Kristy’s face immediately popped into my mind, with her wide smile, the scars, those big blue eyes. If the tank top was enough to cause my mother concern, I could only imagine how Kristy, in one of her full outfits, would go over, not to mention any of my other Wish friends. It seemed simpler, and smarter, to just say, “This girl I work with. I spilled some salad dressing on my shirt last night so she lent me this, to drive home in.”

“Oh,” she said. It wasn’t that she sounded relieved, but clearly, this was an acceptable explanation. “Well. That was nice.”

“Yeah,” I said, as she left the doorway, heading to the kitchen, where my sister and her swatches were waiting. “It was.”

I left them downstairs, my mother listening dubiously as Caroline explained about how corduroy wasn’t just for overalls anymore, and went up to my room, putting my laundry basket on the bed. After I’d stacked all my T-shirts, shorts, and jeans in the bureau, and laid out my info desk clothes for the week to be ironed, the only things left were Kristy’s jeans and the tank top. I went to put them on my desk, where I’d be sure to see them the next time I was leaving for work and could return them, but then, at the last minute, I stopped myself, running the thin, glittery strap of the tank top between my thumb and forefinger. It was so different from anything of mine, it was no wonder my mother had noticed it instantly. That was why I should have returned it immediately. And that was why, instead, I slipped it into my bottom drawer, out of sight, and kept it.

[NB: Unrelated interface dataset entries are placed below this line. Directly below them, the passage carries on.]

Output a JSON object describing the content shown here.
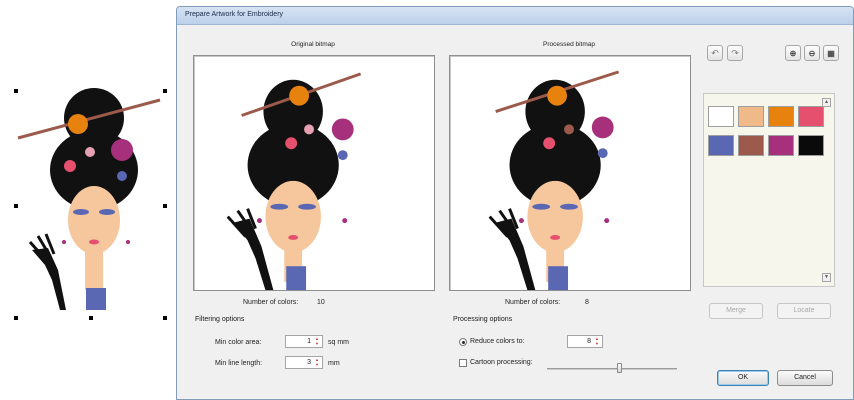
{
  "dialog": {
    "title": "Prepare Artwork for Embroidery",
    "original_label": "Original bitmap",
    "processed_label": "Processed bitmap",
    "original_colors_label": "Number of colors:",
    "original_colors_value": "10",
    "processed_colors_label": "Number of colors:",
    "processed_colors_value": "8"
  },
  "filtering": {
    "group_label": "Filtering options",
    "min_area_label": "Min color area:",
    "min_area_value": "1",
    "min_area_unit": "sq mm",
    "min_line_label": "Min line length:",
    "min_line_value": "3",
    "min_line_unit": "mm"
  },
  "processing": {
    "group_label": "Processing options",
    "reduce_label": "Reduce colors to:",
    "reduce_value": "8",
    "reduce_selected": true,
    "cartoon_label": "Cartoon processing:",
    "cartoon_checked": false
  },
  "toolbar": {
    "undo_icon": "undo-icon",
    "redo_icon": "redo-icon",
    "zoom_in_icon": "zoom-in-icon",
    "zoom_out_icon": "zoom-out-icon",
    "zoom_fit_icon": "zoom-fit-icon"
  },
  "palette": {
    "colors": [
      "#ffffff",
      "#f0b98a",
      "#e8820f",
      "#e5506f",
      "#5a67b3",
      "#9c5a4c",
      "#a6307b",
      "#0a0a0a"
    ]
  },
  "buttons": {
    "merge": "Merge",
    "locate": "Locate",
    "ok": "OK",
    "cancel": "Cancel"
  }
}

On Sunday, my sister was cooking dinner, and she needed arugula. I wasn’t entirely sure what that was. But I still got recruited to go look for it with her.

We’d just started down the second aisle of the farmer’s market, my sister deep into an explanation of the difference between lettuce and arugula, when suddenly, there was Wes. Yikes, I thought, my hand immediately going to my hair, which I hadn’t bothered to wash (so unlike me, but Caroline, convinced there was going to be some mass rush on exotic greens, had insisted we leave right after breakfast), then to my clothes—an old Lakeview Mall 5K T-shirt, shorts, and flip-flops—which I’d thrown on without considering the fact I might see anyone I knew, much less Wes. It was one thing for him to see me catering, when, even if I was in disarray, at least I wasn’t alone. Here, in broad daylight, though, all my old anxieties came rushing back.